Retype the records below exactly as they stand, but with no images.

———

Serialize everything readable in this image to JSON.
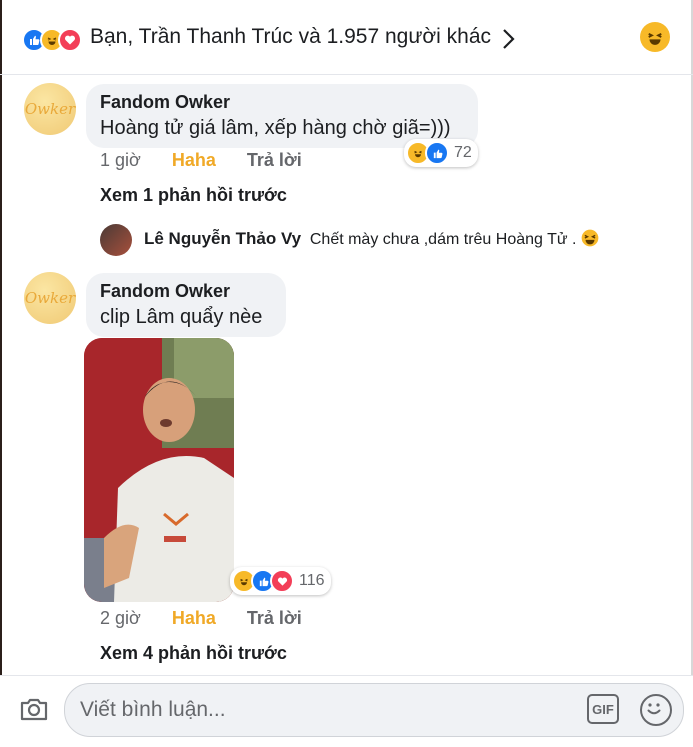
{
  "header": {
    "summary": "Bạn, Trần Thanh Trúc và 1.957 người khác"
  },
  "comments": [
    {
      "author": "Fandom Owker",
      "avatar_text": "Owker",
      "text": "Hoàng tử giá lâm, xếp hàng chờ giã=)))",
      "time": "1 giờ",
      "haha_label": "Haha",
      "reply_label": "Trả lời",
      "reaction_count": "72",
      "view_previous": "Xem 1 phản hồi trước",
      "reply": {
        "author": "Lê Nguyễn Thảo Vy",
        "text": "Chết mày chưa ,dám trêu Hoàng Tử ."
      }
    },
    {
      "author": "Fandom Owker",
      "avatar_text": "Owker",
      "text": "clip Lâm quẩy nèe",
      "time": "2 giờ",
      "haha_label": "Haha",
      "reply_label": "Trả lời",
      "reaction_count": "116",
      "view_previous": "Xem 4 phản hồi trước"
    }
  ],
  "composer": {
    "placeholder": "Viết bình luận...",
    "gif_label": "GIF"
  },
  "colors": {
    "like": "#1877f2",
    "haha": "#f7b928",
    "love": "#f33e58",
    "haha_text": "#f0a927"
  }
}
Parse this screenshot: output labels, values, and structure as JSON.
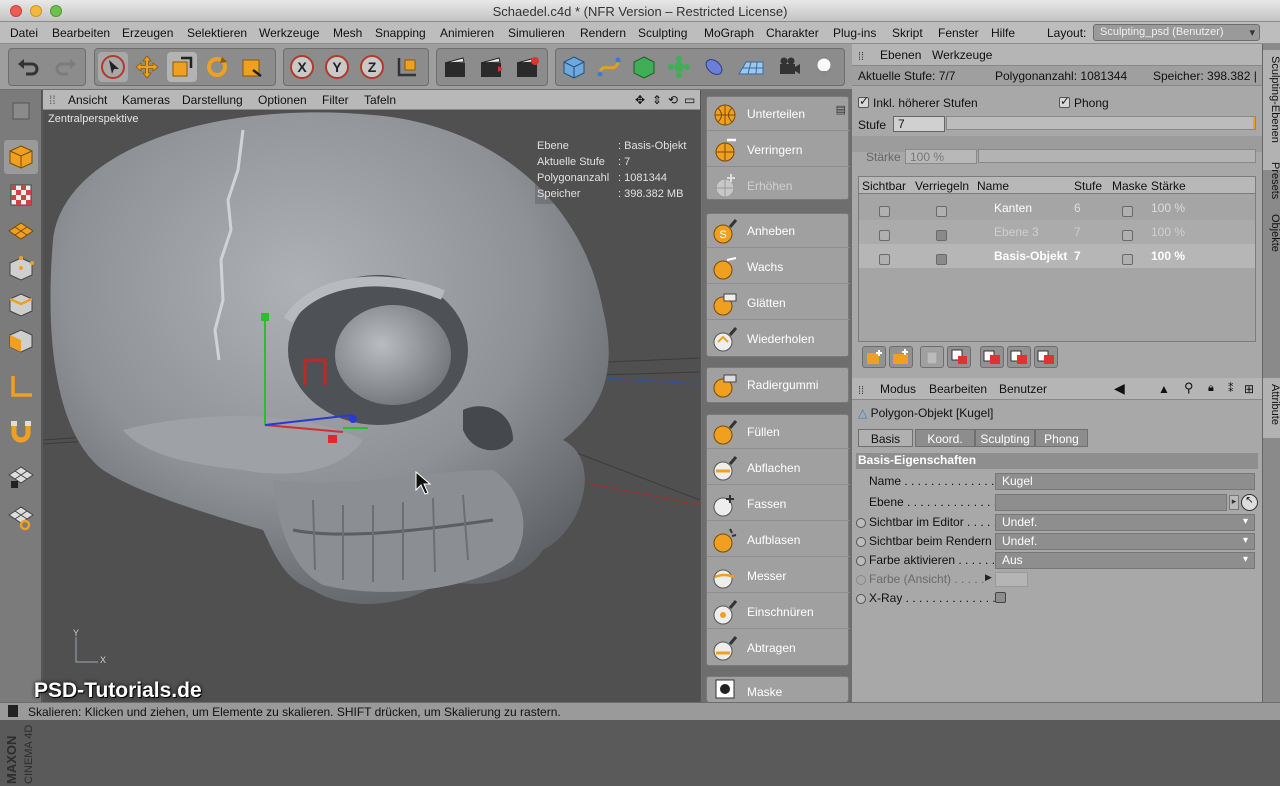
{
  "window": {
    "title": "Schaedel.c4d * (NFR Version – Restricted License)"
  },
  "menubar": {
    "items": [
      "Datei",
      "Bearbeiten",
      "Erzeugen",
      "Selektieren",
      "Werkzeuge",
      "Mesh",
      "Snapping",
      "Animieren",
      "Simulieren",
      "Rendern",
      "Sculpting",
      "MoGraph",
      "Charakter",
      "Plug-ins",
      "Skript",
      "Fenster",
      "Hilfe"
    ],
    "layout_label": "Layout:",
    "layout_value": "Sculpting_psd (Benutzer)"
  },
  "viewport_menu": {
    "items": [
      "Ansicht",
      "Kameras",
      "Darstellung",
      "Optionen",
      "Filter",
      "Tafeln"
    ]
  },
  "viewport": {
    "label": "Zentralperspektive",
    "hud": [
      {
        "key": "Ebene",
        "value": ": Basis-Objekt"
      },
      {
        "key": "Aktuelle Stufe",
        "value": ": 7"
      },
      {
        "key": "Polygonanzahl",
        "value": ": 1081344"
      },
      {
        "key": "Speicher",
        "value": ": 398.382 MB"
      }
    ],
    "axis_y": "Y",
    "axis_x": "X",
    "watermark": "PSD-Tutorials.de"
  },
  "brushes": {
    "group1": [
      "Unterteilen",
      "Verringern",
      "Erhöhen"
    ],
    "group2": [
      "Anheben",
      "Wachs",
      "Glätten",
      "Wiederholen"
    ],
    "group3": [
      "Radiergummi"
    ],
    "group4": [
      "Füllen",
      "Abflachen",
      "Fassen",
      "Aufblasen",
      "Messer",
      "Einschnüren",
      "Abtragen"
    ],
    "group5": [
      "Maske"
    ]
  },
  "layers_panel": {
    "tabs": [
      "Ebenen",
      "Werkzeuge"
    ],
    "current_level_label": "Aktuelle Stufe: 7/7",
    "polygon_count_label": "Polygonanzahl: 1081344",
    "memory_label": "Speicher: 398.382 |",
    "incl_higher_levels": "Inkl. höherer Stufen",
    "phong": "Phong",
    "stufe_label": "Stufe",
    "stufe_value": "7",
    "staerke_label": "Stärke",
    "staerke_value": "100 %",
    "columns": [
      "Sichtbar",
      "Verriegeln",
      "Name",
      "Stufe",
      "Maske",
      "Stärke"
    ],
    "rows": [
      {
        "name": "Kanten",
        "stufe": "6",
        "staerke": "100 %"
      },
      {
        "name": "Ebene 3",
        "stufe": "7",
        "staerke": "100 %"
      },
      {
        "name": "Basis-Objekt",
        "stufe": "7",
        "staerke": "100 %"
      }
    ]
  },
  "attributes_panel": {
    "menu": [
      "Modus",
      "Bearbeiten",
      "Benutzer"
    ],
    "object_title": "Polygon-Objekt [Kugel]",
    "tabs": [
      "Basis",
      "Koord.",
      "Sculpting",
      "Phong"
    ],
    "section": "Basis-Eigenschaften",
    "props": [
      {
        "label": "Name . . . . . . . . . . . . . . .",
        "value": "Kugel"
      },
      {
        "label": "Ebene . . . . . . . . . . . . . . .",
        "value": ""
      },
      {
        "label": "Sichtbar im Editor . . . . .",
        "value": "Undef."
      },
      {
        "label": "Sichtbar beim Rendern",
        "value": "Undef."
      },
      {
        "label": "Farbe aktivieren . . . . . .",
        "value": "Aus"
      },
      {
        "label": "Farbe (Ansicht) . . . . .",
        "value": ""
      },
      {
        "label": "X-Ray . . . . . . . . . . . . . . .",
        "value": ""
      }
    ]
  },
  "side_tabs": [
    "Sculpting-Ebenen",
    "Presets",
    "Objekte",
    "Attribute"
  ],
  "statusbar": {
    "text": "Skalieren: Klicken und ziehen, um Elemente zu skalieren. SHIFT drücken, um Skalierung zu rastern."
  },
  "colors": {
    "accent": "#f0a020",
    "viewport_bg": "#4f4f4f",
    "panel_bg": "#a8a8a8"
  }
}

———

• **Solution to this exercise**
Serialize everything readable in this image to JSON.
{
  "header": {
    "summary": "Bạn, Trần Thanh Trúc và 1.957 người khác"
  },
  "comments": [
    {
      "author": "Fandom Owker",
      "avatar_text": "Owker",
      "text": "Hoàng tử giá lâm, xếp hàng chờ giã=)))",
      "time": "1 giờ",
      "haha_label": "Haha",
      "reply_label": "Trả lời",
      "reaction_count": "72",
      "view_previous": "Xem 1 phản hồi trước",
      "reply": {
        "author": "Lê Nguyễn Thảo Vy",
        "text": "Chết mày chưa ,dám trêu Hoàng Tử ."
      }
    },
    {
      "author": "Fandom Owker",
      "avatar_text": "Owker",
      "text": "clip Lâm quẩy nèe",
      "time": "2 giờ",
      "haha_label": "Haha",
      "reply_label": "Trả lời",
      "reaction_count": "116",
      "view_previous": "Xem 4 phản hồi trước"
    }
  ],
  "composer": {
    "placeholder": "Viết bình luận...",
    "gif_label": "GIF"
  },
  "colors": {
    "like": "#1877f2",
    "haha": "#f7b928",
    "love": "#f33e58",
    "haha_text": "#f0a927"
  }
}
Parse this screenshot: output labels, values, and structure as JSON.
{
  "window": {
    "title": "Schaedel.c4d * (NFR Version – Restricted License)"
  },
  "menubar": {
    "items": [
      "Datei",
      "Bearbeiten",
      "Erzeugen",
      "Selektieren",
      "Werkzeuge",
      "Mesh",
      "Snapping",
      "Animieren",
      "Simulieren",
      "Rendern",
      "Sculpting",
      "MoGraph",
      "Charakter",
      "Plug-ins",
      "Skript",
      "Fenster",
      "Hilfe"
    ],
    "layout_label": "Layout:",
    "layout_value": "Sculpting_psd (Benutzer)"
  },
  "viewport_menu": {
    "items": [
      "Ansicht",
      "Kameras",
      "Darstellung",
      "Optionen",
      "Filter",
      "Tafeln"
    ]
  },
  "viewport": {
    "label": "Zentralperspektive",
    "hud": [
      {
        "key": "Ebene",
        "value": ": Basis-Objekt"
      },
      {
        "key": "Aktuelle Stufe",
        "value": ": 7"
      },
      {
        "key": "Polygonanzahl",
        "value": ": 1081344"
      },
      {
        "key": "Speicher",
        "value": ": 398.382 MB"
      }
    ],
    "axis_y": "Y",
    "axis_x": "X",
    "watermark": "PSD-Tutorials.de"
  },
  "brushes": {
    "group1": [
      "Unterteilen",
      "Verringern",
      "Erhöhen"
    ],
    "group2": [
      "Anheben",
      "Wachs",
      "Glätten",
      "Wiederholen"
    ],
    "group3": [
      "Radiergummi"
    ],
    "group4": [
      "Füllen",
      "Abflachen",
      "Fassen",
      "Aufblasen",
      "Messer",
      "Einschnüren",
      "Abtragen"
    ],
    "group5": [
      "Maske"
    ]
  },
  "layers_panel": {
    "tabs": [
      "Ebenen",
      "Werkzeuge"
    ],
    "current_level_label": "Aktuelle Stufe: 7/7",
    "polygon_count_label": "Polygonanzahl: 1081344",
    "memory_label": "Speicher: 398.382 |",
    "incl_higher_levels": "Inkl. höherer Stufen",
    "phong": "Phong",
    "stufe_label": "Stufe",
    "stufe_value": "7",
    "staerke_label": "Stärke",
    "staerke_value": "100 %",
    "columns": [
      "Sichtbar",
      "Verriegeln",
      "Name",
      "Stufe",
      "Maske",
      "Stärke"
    ],
    "rows": [
      {
        "name": "Kanten",
        "stufe": "6",
        "staerke": "100 %"
      },
      {
        "name": "Ebene 3",
        "stufe": "7",
        "staerke": "100 %"
      },
      {
        "name": "Basis-Objekt",
        "stufe": "7",
        "staerke": "100 %"
      }
    ]
  },
  "attributes_panel": {
    "menu": [
      "Modus",
      "Bearbeiten",
      "Benutzer"
    ],
    "object_title": "Polygon-Objekt [Kugel]",
    "tabs": [
      "Basis",
      "Koord.",
      "Sculpting",
      "Phong"
    ],
    "section": "Basis-Eigenschaften",
    "props": [
      {
        "label": "Name . . . . . . . . . . . . . . .",
        "value": "Kugel"
      },
      {
        "label": "Ebene . . . . . . . . . . . . . . .",
        "value": ""
      },
      {
        "label": "Sichtbar im Editor . . . . .",
        "value": "Undef."
      },
      {
        "label": "Sichtbar beim Rendern",
        "value": "Undef."
      },
      {
        "label": "Farbe aktivieren . . . . . .",
        "value": "Aus"
      },
      {
        "label": "Farbe (Ansicht) . . . . .",
        "value": ""
      },
      {
        "label": "X-Ray . . . . . . . . . . . . . . .",
        "value": ""
      }
    ]
  },
  "side_tabs": [
    "Sculpting-Ebenen",
    "Presets",
    "Objekte",
    "Attribute"
  ],
  "statusbar": {
    "text": "Skalieren: Klicken und ziehen, um Elemente zu skalieren. SHIFT drücken, um Skalierung zu rastern."
  },
  "colors": {
    "accent": "#f0a020",
    "viewport_bg": "#4f4f4f",
    "panel_bg": "#a8a8a8"
  }
}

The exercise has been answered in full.